▶ **ASSIGNED TASK**: Find every line below where the string "arrow" shows up, and copy those lines.

▶

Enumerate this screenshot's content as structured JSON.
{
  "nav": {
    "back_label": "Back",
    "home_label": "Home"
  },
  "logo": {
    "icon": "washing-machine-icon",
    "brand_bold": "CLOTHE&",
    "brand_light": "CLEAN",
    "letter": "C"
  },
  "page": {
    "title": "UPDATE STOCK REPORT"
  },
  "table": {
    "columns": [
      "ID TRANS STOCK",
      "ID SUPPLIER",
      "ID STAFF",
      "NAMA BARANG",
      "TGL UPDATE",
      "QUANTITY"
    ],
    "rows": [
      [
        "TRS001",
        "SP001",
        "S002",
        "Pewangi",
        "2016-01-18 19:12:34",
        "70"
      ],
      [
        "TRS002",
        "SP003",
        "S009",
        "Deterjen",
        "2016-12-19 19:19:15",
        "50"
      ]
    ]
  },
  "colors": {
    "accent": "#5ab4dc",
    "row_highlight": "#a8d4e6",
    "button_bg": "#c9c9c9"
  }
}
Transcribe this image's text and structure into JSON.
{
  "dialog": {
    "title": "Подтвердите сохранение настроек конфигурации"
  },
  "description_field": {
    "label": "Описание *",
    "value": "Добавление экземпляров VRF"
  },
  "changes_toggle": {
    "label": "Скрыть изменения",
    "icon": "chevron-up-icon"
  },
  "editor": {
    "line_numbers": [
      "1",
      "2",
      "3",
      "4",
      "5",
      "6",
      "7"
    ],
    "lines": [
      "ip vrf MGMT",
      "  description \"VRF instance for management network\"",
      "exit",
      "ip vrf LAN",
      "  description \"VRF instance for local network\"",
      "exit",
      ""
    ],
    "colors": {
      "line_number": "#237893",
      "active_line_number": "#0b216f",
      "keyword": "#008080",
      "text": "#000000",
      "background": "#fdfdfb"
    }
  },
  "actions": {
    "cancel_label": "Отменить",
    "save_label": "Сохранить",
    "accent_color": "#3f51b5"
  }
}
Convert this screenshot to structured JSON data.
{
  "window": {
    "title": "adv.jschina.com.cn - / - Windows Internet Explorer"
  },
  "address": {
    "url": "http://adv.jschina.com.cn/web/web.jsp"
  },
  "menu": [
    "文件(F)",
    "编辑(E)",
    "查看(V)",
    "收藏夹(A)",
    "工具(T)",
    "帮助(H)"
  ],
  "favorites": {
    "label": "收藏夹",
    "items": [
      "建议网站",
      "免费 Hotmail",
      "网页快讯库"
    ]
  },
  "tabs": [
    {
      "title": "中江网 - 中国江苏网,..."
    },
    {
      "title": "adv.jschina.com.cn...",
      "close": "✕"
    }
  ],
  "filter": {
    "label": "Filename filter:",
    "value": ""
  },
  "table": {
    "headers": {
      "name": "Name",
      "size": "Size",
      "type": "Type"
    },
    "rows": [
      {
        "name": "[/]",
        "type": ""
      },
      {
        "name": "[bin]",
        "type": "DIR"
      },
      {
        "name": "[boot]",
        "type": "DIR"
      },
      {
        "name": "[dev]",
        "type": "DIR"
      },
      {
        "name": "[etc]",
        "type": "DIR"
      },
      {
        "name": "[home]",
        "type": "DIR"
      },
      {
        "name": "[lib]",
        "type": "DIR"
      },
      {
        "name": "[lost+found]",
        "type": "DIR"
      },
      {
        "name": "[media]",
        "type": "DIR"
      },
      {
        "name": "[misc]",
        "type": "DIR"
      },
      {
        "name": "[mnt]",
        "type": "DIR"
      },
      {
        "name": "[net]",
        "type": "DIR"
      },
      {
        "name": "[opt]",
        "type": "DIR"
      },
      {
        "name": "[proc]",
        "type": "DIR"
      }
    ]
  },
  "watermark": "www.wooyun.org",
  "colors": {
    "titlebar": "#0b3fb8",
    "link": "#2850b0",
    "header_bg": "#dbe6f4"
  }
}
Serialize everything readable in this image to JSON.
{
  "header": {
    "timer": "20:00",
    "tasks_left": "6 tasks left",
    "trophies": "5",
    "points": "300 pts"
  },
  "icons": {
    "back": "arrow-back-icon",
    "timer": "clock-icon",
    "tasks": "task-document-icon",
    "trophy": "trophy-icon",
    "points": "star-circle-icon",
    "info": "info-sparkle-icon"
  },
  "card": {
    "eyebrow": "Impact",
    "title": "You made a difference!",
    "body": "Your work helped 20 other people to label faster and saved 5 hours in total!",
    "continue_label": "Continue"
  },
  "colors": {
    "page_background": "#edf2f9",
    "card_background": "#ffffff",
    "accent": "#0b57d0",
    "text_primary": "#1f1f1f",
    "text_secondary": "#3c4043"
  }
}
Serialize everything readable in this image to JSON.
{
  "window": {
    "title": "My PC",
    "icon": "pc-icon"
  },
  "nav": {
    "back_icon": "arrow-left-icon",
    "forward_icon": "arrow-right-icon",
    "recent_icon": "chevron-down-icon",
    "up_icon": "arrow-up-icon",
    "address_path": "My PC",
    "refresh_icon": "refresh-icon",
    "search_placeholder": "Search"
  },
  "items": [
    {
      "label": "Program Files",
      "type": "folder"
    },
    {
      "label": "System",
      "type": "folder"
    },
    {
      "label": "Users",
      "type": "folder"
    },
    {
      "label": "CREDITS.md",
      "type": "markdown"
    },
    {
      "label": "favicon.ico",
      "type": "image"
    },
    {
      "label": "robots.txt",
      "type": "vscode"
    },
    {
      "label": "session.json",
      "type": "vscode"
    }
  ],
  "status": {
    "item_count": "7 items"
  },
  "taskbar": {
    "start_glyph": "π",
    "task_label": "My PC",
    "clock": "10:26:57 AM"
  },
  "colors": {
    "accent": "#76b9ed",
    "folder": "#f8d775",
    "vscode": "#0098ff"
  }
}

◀

▶ **ANSWER AREA**:
    "back": "arrow-back-icon",
    "back_icon": "arrow-left-icon",
    "forward_icon": "arrow-right-icon",
    "up_icon": "arrow-up-icon",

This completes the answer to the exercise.